Francesco Benaglio was an Italian painter of the Renaissance period.
His original name was Francesco di Pietro della Biada. 'Della Biada' (or 'a Blado') means 'of the oats' and was a reference to the profession of his father Pietro who was a grain merchant from Bergamo. Francesco moved with his family to Verona, where he is documented from 1456 until his death. He adopted his artist name Francesco Benaglio from a noble family then living in Bergamo.

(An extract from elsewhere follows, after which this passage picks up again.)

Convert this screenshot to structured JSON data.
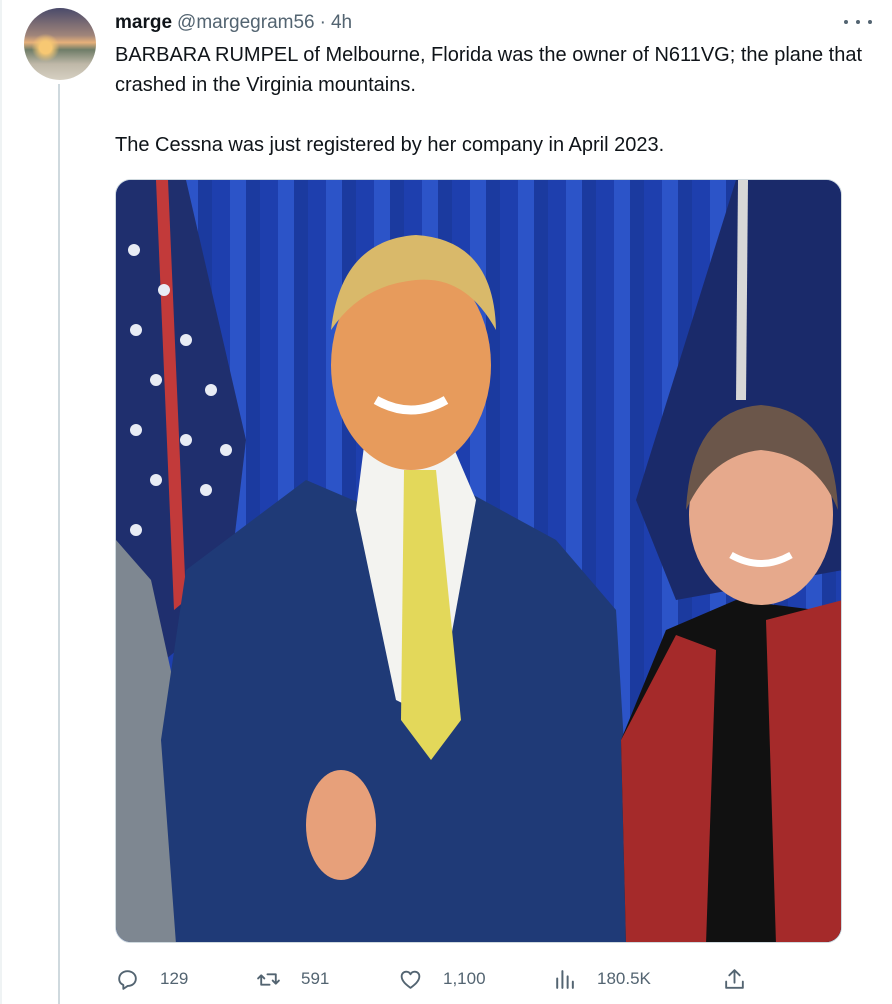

The artist was active in Verona. His first known work is a triptych in the church of San Bernardino in Verona (1462-1463). This was a prestigious commission and suggests he was already quite famous by that time. In 1475, Benaglio and another painter by the name of Martino were jailed for four months for painting one night some obscene or defamatory frescoes on the facade of the Sagramorso family palace, apparently at the behest of enemies of the family.
A group of five Madonnas ascribed to the artist show an ostentatious use of perspective foreshortening together with an almost geometric rigidity in the drawing of the figures. The monumentality of the figures is further emphasized by the highly stylized landscapes in the background.